### Your goal
Everything in the records except the pictures should come back exactly as written.
Top of Supplied records
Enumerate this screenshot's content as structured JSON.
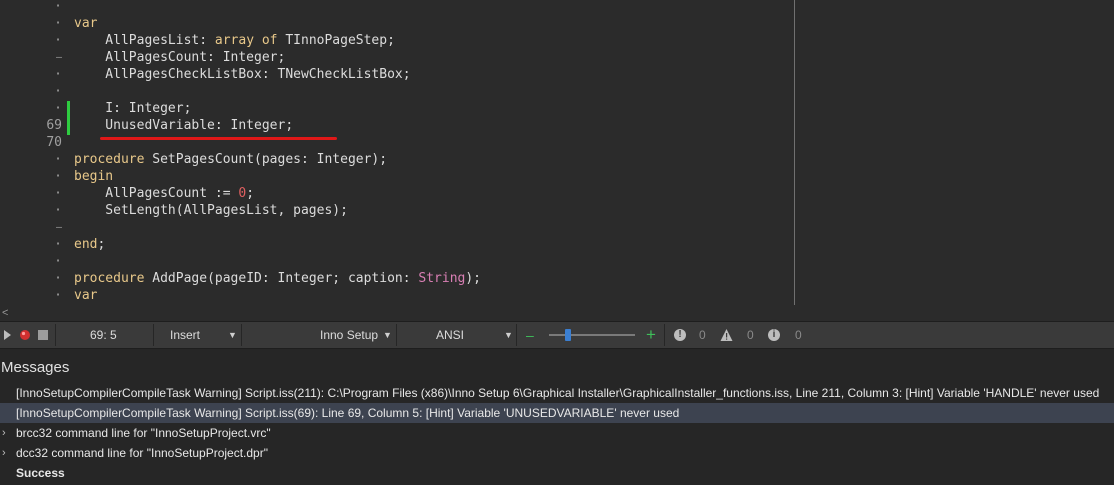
{
  "editor": {
    "gutter": {
      "line_69": "69",
      "line_70": "70"
    },
    "lines": [
      {
        "parts": [
          {
            "t": "var",
            "c": "kw"
          }
        ]
      },
      {
        "parts": [
          {
            "t": "    AllPagesList: ",
            "c": ""
          },
          {
            "t": "array of",
            "c": "kw"
          },
          {
            "t": " TInnoPageStep;",
            "c": ""
          }
        ]
      },
      {
        "parts": [
          {
            "t": "    AllPagesCount: Integer;",
            "c": ""
          }
        ]
      },
      {
        "parts": [
          {
            "t": "    AllPagesCheckListBox: TNewCheckListBox;",
            "c": ""
          }
        ]
      },
      {
        "parts": []
      },
      {
        "parts": [
          {
            "t": "    I: Integer;",
            "c": ""
          }
        ]
      },
      {
        "parts": [
          {
            "t": "    UnusedVariable: Integer;",
            "c": ""
          }
        ]
      },
      {
        "parts": []
      },
      {
        "parts": [
          {
            "t": "procedure",
            "c": "kw"
          },
          {
            "t": " SetPagesCount(pages: Integer);",
            "c": ""
          }
        ]
      },
      {
        "parts": [
          {
            "t": "begin",
            "c": "kw"
          }
        ]
      },
      {
        "parts": [
          {
            "t": "    AllPagesCount := ",
            "c": ""
          },
          {
            "t": "0",
            "c": "num-lit"
          },
          {
            "t": ";",
            "c": ""
          }
        ]
      },
      {
        "parts": [
          {
            "t": "    SetLength(AllPagesList, pages);",
            "c": ""
          }
        ]
      },
      {
        "parts": []
      },
      {
        "parts": [
          {
            "t": "end",
            "c": "kw"
          },
          {
            "t": ";",
            "c": ""
          }
        ]
      },
      {
        "parts": []
      },
      {
        "parts": [
          {
            "t": "procedure",
            "c": "kw"
          },
          {
            "t": " AddPage(pageID: Integer; caption: ",
            "c": ""
          },
          {
            "t": "String",
            "c": "str-kw"
          },
          {
            "t": ");",
            "c": ""
          }
        ]
      },
      {
        "parts": [
          {
            "t": "var",
            "c": "kw"
          }
        ]
      }
    ]
  },
  "status_bar": {
    "position": "69:  5",
    "mode": "Insert",
    "language": "Inno Setup",
    "encoding": "ANSI",
    "zoom_minus": "–",
    "zoom_plus": "+",
    "zoom_level": 0.22,
    "errors_count": "0",
    "warnings_count": "0",
    "info_count": "0",
    "icons": {
      "run": "run-icon",
      "stop": "stop-icon"
    },
    "colors": {
      "zoom_thumb": "#3b7fd1",
      "zoom_plus": "#3fbf5a",
      "run": "#d03030"
    }
  },
  "messages": {
    "title": "Messages",
    "rows": [
      {
        "text": "[InnoSetupCompilerCompileTask Warning] Script.iss(211): C:\\Program Files (x86)\\Inno Setup 6\\Graphical Installer\\GraphicalInstaller_functions.iss, Line 211, Column 3: [Hint] Variable 'HANDLE' never used",
        "expander": ""
      },
      {
        "text": "[InnoSetupCompilerCompileTask Warning] Script.iss(69): Line 69, Column 5: [Hint] Variable 'UNUSEDVARIABLE' never used",
        "expander": ""
      },
      {
        "text": "brcc32 command line for \"InnoSetupProject.vrc\"",
        "expander": "›"
      },
      {
        "text": "dcc32 command line for \"InnoSetupProject.dpr\"",
        "expander": "›"
      },
      {
        "text": "Success",
        "expander": ""
      }
    ]
  }
}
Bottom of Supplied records
### Output of the exercise
Enumerate this screenshot's content as structured JSON.
{
  "editor": {
    "gutter": {
      "line_69": "69",
      "line_70": "70"
    },
    "lines": [
      {
        "parts": [
          {
            "t": "var",
            "c": "kw"
          }
        ]
      },
      {
        "parts": [
          {
            "t": "    AllPagesList: ",
            "c": ""
          },
          {
            "t": "array of",
            "c": "kw"
          },
          {
            "t": " TInnoPageStep;",
            "c": ""
          }
        ]
      },
      {
        "parts": [
          {
            "t": "    AllPagesCount: Integer;",
            "c": ""
          }
        ]
      },
      {
        "parts": [
          {
            "t": "    AllPagesCheckListBox: TNewCheckListBox;",
            "c": ""
          }
        ]
      },
      {
        "parts": []
      },
      {
        "parts": [
          {
            "t": "    I: Integer;",
            "c": ""
          }
        ]
      },
      {
        "parts": [
          {
            "t": "    UnusedVariable: Integer;",
            "c": ""
          }
        ]
      },
      {
        "parts": []
      },
      {
        "parts": [
          {
            "t": "procedure",
            "c": "kw"
          },
          {
            "t": " SetPagesCount(pages: Integer);",
            "c": ""
          }
        ]
      },
      {
        "parts": [
          {
            "t": "begin",
            "c": "kw"
          }
        ]
      },
      {
        "parts": [
          {
            "t": "    AllPagesCount := ",
            "c": ""
          },
          {
            "t": "0",
            "c": "num-lit"
          },
          {
            "t": ";",
            "c": ""
          }
        ]
      },
      {
        "parts": [
          {
            "t": "    SetLength(AllPagesList, pages);",
            "c": ""
          }
        ]
      },
      {
        "parts": []
      },
      {
        "parts": [
          {
            "t": "end",
            "c": "kw"
          },
          {
            "t": ";",
            "c": ""
          }
        ]
      },
      {
        "parts": []
      },
      {
        "parts": [
          {
            "t": "procedure",
            "c": "kw"
          },
          {
            "t": " AddPage(pageID: Integer; caption: ",
            "c": ""
          },
          {
            "t": "String",
            "c": "str-kw"
          },
          {
            "t": ");",
            "c": ""
          }
        ]
      },
      {
        "parts": [
          {
            "t": "var",
            "c": "kw"
          }
        ]
      }
    ]
  },
  "status_bar": {
    "position": "69:  5",
    "mode": "Insert",
    "language": "Inno Setup",
    "encoding": "ANSI",
    "zoom_minus": "–",
    "zoom_plus": "+",
    "zoom_level": 0.22,
    "errors_count": "0",
    "warnings_count": "0",
    "info_count": "0",
    "icons": {
      "run": "run-icon",
      "stop": "stop-icon"
    },
    "colors": {
      "zoom_thumb": "#3b7fd1",
      "zoom_plus": "#3fbf5a",
      "run": "#d03030"
    }
  },
  "messages": {
    "title": "Messages",
    "rows": [
      {
        "text": "[InnoSetupCompilerCompileTask Warning] Script.iss(211): C:\\Program Files (x86)\\Inno Setup 6\\Graphical Installer\\GraphicalInstaller_functions.iss, Line 211, Column 3: [Hint] Variable 'HANDLE' never used",
        "expander": ""
      },
      {
        "text": "[InnoSetupCompilerCompileTask Warning] Script.iss(69): Line 69, Column 5: [Hint] Variable 'UNUSEDVARIABLE' never used",
        "expander": ""
      },
      {
        "text": "brcc32 command line for \"InnoSetupProject.vrc\"",
        "expander": "›"
      },
      {
        "text": "dcc32 command line for \"InnoSetupProject.dpr\"",
        "expander": "›"
      },
      {
        "text": "Success",
        "expander": ""
      }
    ]
  }
}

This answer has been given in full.